**What needs to be done**: Scan the records for the string "Désactivé" and copy every line that holds it.

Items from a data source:
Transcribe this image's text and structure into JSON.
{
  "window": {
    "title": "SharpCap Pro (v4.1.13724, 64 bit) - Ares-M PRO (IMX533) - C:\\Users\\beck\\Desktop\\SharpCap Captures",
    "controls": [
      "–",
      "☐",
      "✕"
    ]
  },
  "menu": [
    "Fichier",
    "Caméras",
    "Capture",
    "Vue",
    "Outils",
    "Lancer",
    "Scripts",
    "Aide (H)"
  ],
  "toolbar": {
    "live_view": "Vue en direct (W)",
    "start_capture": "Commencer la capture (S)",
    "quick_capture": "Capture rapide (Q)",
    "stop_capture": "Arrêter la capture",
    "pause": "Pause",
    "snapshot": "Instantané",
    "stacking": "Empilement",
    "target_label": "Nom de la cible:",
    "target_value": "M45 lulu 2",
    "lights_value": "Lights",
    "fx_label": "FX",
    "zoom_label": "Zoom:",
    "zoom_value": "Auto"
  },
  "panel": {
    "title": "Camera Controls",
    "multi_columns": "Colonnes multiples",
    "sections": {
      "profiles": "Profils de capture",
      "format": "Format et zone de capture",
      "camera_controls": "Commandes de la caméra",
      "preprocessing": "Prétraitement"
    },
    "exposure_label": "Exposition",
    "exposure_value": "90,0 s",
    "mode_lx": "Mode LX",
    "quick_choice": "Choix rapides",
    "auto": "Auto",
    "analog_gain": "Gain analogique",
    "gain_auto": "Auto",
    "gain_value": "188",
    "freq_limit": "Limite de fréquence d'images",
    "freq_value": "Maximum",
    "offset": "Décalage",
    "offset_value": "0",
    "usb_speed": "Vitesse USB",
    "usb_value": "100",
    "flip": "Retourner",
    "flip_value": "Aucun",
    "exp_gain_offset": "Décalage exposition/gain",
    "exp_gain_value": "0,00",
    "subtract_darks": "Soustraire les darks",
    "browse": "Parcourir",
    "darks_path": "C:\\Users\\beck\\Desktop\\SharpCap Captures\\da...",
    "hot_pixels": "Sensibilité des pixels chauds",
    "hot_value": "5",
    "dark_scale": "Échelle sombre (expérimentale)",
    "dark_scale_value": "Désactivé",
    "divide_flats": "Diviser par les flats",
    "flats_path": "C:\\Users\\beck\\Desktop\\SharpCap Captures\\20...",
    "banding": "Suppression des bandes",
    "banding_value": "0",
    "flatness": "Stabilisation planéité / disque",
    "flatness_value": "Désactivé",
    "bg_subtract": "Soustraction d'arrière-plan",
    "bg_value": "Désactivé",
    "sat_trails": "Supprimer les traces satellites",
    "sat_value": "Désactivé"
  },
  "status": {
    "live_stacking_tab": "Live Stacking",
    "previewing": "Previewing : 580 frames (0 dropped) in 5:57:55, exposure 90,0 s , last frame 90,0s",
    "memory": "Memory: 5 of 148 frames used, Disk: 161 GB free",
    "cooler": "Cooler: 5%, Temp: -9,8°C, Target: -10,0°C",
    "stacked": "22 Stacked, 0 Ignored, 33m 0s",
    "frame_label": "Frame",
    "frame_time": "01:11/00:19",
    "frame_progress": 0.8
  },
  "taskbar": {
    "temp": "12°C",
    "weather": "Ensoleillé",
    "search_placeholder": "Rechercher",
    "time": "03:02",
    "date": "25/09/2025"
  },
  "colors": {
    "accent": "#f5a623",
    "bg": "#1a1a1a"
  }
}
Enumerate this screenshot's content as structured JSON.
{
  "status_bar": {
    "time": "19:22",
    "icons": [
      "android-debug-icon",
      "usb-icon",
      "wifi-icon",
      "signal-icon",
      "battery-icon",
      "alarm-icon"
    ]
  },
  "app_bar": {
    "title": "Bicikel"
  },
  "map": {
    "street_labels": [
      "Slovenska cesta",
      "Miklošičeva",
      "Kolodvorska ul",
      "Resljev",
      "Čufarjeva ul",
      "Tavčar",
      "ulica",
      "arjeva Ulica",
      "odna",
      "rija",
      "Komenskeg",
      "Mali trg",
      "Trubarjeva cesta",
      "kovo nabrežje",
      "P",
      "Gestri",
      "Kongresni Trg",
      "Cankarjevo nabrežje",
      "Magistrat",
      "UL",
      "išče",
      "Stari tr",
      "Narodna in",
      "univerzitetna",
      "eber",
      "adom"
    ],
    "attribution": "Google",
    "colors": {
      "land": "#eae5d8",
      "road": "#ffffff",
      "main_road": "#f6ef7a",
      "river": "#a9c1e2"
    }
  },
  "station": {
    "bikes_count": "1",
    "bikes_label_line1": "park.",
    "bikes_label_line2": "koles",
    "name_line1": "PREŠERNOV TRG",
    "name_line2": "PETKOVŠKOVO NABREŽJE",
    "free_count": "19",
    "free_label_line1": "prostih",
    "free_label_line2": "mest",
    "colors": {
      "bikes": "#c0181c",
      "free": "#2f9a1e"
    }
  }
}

**Your solution**:
    "dark_scale_value": "Désactivé",
    "flatness_value": "Désactivé",
    "bg_value": "Désactivé",
    "sat_value": "Désactivé"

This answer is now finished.